*** Listed records ***
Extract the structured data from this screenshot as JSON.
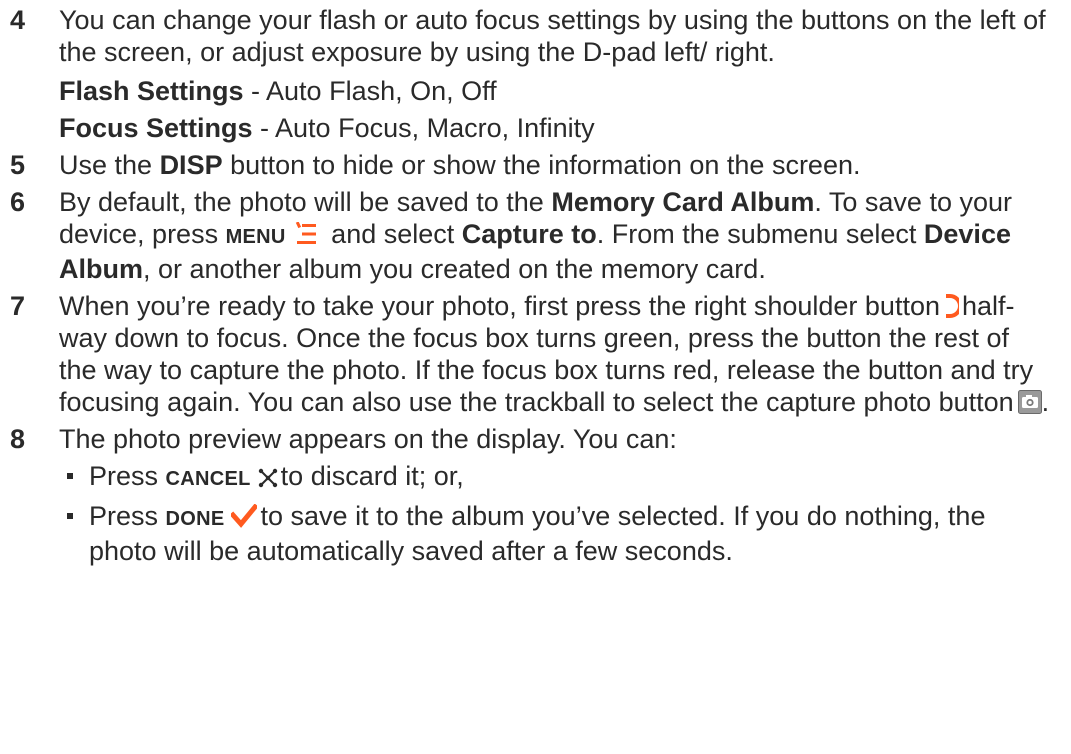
{
  "steps": [
    {
      "num": "4",
      "text": "You can change your flash or auto focus settings by using the buttons on the left of the screen, or adjust exposure by using the D-pad left/ right.",
      "flash": {
        "label": "Flash Settings",
        "text": " - Auto Flash, On, Off"
      },
      "focus": {
        "label": "Focus Settings",
        "text": " - Auto Focus, Macro, Infinity"
      }
    },
    {
      "num": "5",
      "pre": "Use the ",
      "key": "DISP",
      "post": " button to hide or show the information on the screen."
    },
    {
      "num": "6",
      "t1": "By default, the photo will be saved to the ",
      "b1": "Memory Card Album",
      "t2": ". To save to your device, press ",
      "key": "MENU",
      "t3": " and select ",
      "b2": "Capture to",
      "t4": ". From the submenu select ",
      "b3": "Device Album",
      "t5": ", or another album you created on the memory card."
    },
    {
      "num": "7",
      "t1": "When you’re ready to take your photo, first press the right shoulder button",
      "t2": "half-way down to focus. Once the focus box turns green, press the button the rest of the way to capture the photo. If the focus box turns red, release the button and try focusing again. You can also use the trackball to select the capture photo button",
      "t3": "."
    },
    {
      "num": "8",
      "text": "The photo preview appears on the display. You can:",
      "bullets": [
        {
          "pre": "Press ",
          "key": "CANCEL",
          "post": "to discard it; or,"
        },
        {
          "pre": "Press ",
          "key": "DONE",
          "post": "to save it to the album you’ve selected. If you do nothing, the photo will be automatically saved after a few seconds."
        }
      ]
    }
  ],
  "icons": {
    "menu": "menu-lines-icon",
    "shoulder": "right-shoulder-button-icon",
    "camera": "camera-capture-icon",
    "cancel": "cancel-x-icon",
    "done": "done-checkmark-icon"
  },
  "colors": {
    "text": "#2a2a2a",
    "accent": "#ff5a1f"
  }
}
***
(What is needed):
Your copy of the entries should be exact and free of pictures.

(Result):
Extract the structured data from this screenshot as JSON.
{
  "steps": [
    {
      "num": "4",
      "text": "You can change your flash or auto focus settings by using the buttons on the left of the screen, or adjust exposure by using the D-pad left/ right.",
      "flash": {
        "label": "Flash Settings",
        "text": " - Auto Flash, On, Off"
      },
      "focus": {
        "label": "Focus Settings",
        "text": " - Auto Focus, Macro, Infinity"
      }
    },
    {
      "num": "5",
      "pre": "Use the ",
      "key": "DISP",
      "post": " button to hide or show the information on the screen."
    },
    {
      "num": "6",
      "t1": "By default, the photo will be saved to the ",
      "b1": "Memory Card Album",
      "t2": ". To save to your device, press ",
      "key": "MENU",
      "t3": " and select ",
      "b2": "Capture to",
      "t4": ". From the submenu select ",
      "b3": "Device Album",
      "t5": ", or another album you created on the memory card."
    },
    {
      "num": "7",
      "t1": "When you’re ready to take your photo, first press the right shoulder button",
      "t2": "half-way down to focus. Once the focus box turns green, press the button the rest of the way to capture the photo. If the focus box turns red, release the button and try focusing again. You can also use the trackball to select the capture photo button",
      "t3": "."
    },
    {
      "num": "8",
      "text": "The photo preview appears on the display. You can:",
      "bullets": [
        {
          "pre": "Press ",
          "key": "CANCEL",
          "post": "to discard it; or,"
        },
        {
          "pre": "Press ",
          "key": "DONE",
          "post": "to save it to the album you’ve selected. If you do nothing, the photo will be automatically saved after a few seconds."
        }
      ]
    }
  ],
  "icons": {
    "menu": "menu-lines-icon",
    "shoulder": "right-shoulder-button-icon",
    "camera": "camera-capture-icon",
    "cancel": "cancel-x-icon",
    "done": "done-checkmark-icon"
  },
  "colors": {
    "text": "#2a2a2a",
    "accent": "#ff5a1f"
  }
}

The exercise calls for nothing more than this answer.